PORTLAND, Ore. — Oregon’s Department of Environmental Quality (DEQ) has cited six Portland-area drycleaners for improper monitoring of equipment and hazardous wastes, hitting them with penalties for air- and water-quality violations.
Violations included the lax monitoring and testing of equipment than can leak hazardous air pollutants, failing to submit required reports and documentation, and in one case, discharging hazardous waste into a sewer. The penalties stem from inspections and records reviews conducted by DEQ in 2007 and early 2008.
The penalties arose from a 2006 grant from the U.S. Environmental Protection Agency (EPA) used to provide training and perchloroethylene leak-detection equipment for Oregon drycleaners . Drycleaners were asked to report on the results from the detectors, but reviews conducted last year and earlier this year led to findings that many businesses were not complying.
“The [agency’s] drycleaning program has done a lot of outreach,” Sarah Greenley, a DEQ environmental law specialist, told the Portland Tribune. “As a result of that outreach, some people have come into compliance and some haven’t.”
Of the six drycleaners issued fines in June, Ford Cleaner & Laundry received the highest fines, totaling $15,606 for failing to monitor perchloroethylene, failing to file reports and discharging drycleaning solvent into a sanitary sewer system. B&F Cleaners was fined $3,844 for failing to conduct weekly inspections of its drycleaning system and for failing to send in its yearly compliance report. Independent Cleaners was fined $5,466 for failing to conduct weekly inspections and failing to submit an annual report. Royal Cleaners was fined $5,916 for failing to conduct weekly inspections and failing to submit an annual report. Speedy Dry Cleaners was fined $5,466 for failing to conduct weekly inspections and failing to submit an annual report. And Coin Laun-Dry was fined $5,020 for failing to conduct weekly inspections.
According to DEQ, B&F Cleaners, Independent Cleaners and Speedy Dry Cleaners have filed appeals.
Greenley told the Portland Tribune that the businesses were given a warning letter last October, as well as a second warning in January. Those that did not respond with proof of compliance faced fines.

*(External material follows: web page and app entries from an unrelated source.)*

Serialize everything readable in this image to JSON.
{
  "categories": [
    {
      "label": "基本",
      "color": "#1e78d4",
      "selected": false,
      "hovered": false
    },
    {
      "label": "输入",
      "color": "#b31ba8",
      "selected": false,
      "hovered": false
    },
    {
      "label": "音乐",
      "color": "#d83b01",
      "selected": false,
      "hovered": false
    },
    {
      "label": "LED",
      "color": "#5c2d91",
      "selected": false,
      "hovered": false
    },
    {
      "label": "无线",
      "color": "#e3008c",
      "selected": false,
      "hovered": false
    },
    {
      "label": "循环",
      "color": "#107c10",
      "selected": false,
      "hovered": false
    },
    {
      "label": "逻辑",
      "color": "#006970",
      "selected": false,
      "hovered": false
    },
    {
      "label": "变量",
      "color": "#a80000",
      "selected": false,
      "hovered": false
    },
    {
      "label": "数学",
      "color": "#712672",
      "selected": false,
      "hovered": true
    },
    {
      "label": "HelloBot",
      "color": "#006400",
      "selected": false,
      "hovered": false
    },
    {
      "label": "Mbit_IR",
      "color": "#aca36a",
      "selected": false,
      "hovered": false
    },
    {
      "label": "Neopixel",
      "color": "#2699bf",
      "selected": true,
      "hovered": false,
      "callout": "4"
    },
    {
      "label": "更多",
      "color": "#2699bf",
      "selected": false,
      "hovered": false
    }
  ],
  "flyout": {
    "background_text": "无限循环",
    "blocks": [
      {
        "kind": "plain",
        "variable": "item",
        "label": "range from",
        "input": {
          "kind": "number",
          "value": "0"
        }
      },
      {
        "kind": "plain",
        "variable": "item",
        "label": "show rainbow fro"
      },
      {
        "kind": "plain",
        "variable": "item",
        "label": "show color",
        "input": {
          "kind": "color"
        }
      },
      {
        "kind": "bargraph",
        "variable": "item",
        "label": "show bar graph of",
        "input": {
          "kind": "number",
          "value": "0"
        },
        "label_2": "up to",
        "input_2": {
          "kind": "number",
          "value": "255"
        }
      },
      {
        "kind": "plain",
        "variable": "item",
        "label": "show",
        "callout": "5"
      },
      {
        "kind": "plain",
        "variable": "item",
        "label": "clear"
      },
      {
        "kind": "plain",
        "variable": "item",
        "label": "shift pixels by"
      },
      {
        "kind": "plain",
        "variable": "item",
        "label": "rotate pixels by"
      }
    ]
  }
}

Some of the businesses may yet come forth with documentation of compliance, which could lead to reduced penalties.
So far in 2008, DEQ has issued 119 penalties totaling $890,834. That compares to 102 penalties totaling $1.2 million for the same period a year ago.